BEGIN DATA

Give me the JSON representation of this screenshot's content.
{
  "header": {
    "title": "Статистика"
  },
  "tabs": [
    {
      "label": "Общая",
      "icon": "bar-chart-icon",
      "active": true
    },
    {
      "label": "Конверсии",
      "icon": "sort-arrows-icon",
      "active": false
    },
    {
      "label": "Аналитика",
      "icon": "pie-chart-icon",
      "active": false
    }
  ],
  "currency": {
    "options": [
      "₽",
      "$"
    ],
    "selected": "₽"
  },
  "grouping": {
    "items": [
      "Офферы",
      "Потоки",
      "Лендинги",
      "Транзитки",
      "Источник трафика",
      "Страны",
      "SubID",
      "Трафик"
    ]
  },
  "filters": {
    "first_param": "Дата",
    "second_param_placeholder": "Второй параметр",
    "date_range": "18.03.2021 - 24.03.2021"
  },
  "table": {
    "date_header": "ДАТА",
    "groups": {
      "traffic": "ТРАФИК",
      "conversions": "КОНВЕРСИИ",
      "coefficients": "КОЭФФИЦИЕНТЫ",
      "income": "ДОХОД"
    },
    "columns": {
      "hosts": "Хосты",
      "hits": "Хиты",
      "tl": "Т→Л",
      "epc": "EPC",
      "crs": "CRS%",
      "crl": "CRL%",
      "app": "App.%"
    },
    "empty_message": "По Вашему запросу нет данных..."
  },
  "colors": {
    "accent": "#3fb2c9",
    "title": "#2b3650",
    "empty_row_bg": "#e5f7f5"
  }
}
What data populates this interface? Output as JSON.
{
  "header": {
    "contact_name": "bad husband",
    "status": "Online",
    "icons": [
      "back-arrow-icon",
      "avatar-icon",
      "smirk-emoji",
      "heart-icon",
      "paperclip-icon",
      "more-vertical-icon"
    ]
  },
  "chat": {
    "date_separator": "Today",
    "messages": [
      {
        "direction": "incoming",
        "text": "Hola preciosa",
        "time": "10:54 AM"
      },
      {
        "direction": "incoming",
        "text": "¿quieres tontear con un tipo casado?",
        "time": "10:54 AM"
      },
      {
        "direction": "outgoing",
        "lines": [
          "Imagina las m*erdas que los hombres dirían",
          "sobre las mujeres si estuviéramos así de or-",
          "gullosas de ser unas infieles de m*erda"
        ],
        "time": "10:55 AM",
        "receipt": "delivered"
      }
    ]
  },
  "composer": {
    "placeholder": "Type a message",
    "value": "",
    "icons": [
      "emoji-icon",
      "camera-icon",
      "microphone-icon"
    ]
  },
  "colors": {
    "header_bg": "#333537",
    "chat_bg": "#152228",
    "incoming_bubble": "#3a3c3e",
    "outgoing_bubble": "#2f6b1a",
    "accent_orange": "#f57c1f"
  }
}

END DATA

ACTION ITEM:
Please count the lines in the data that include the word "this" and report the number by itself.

SOLUTION TO THE EXERCISE:
2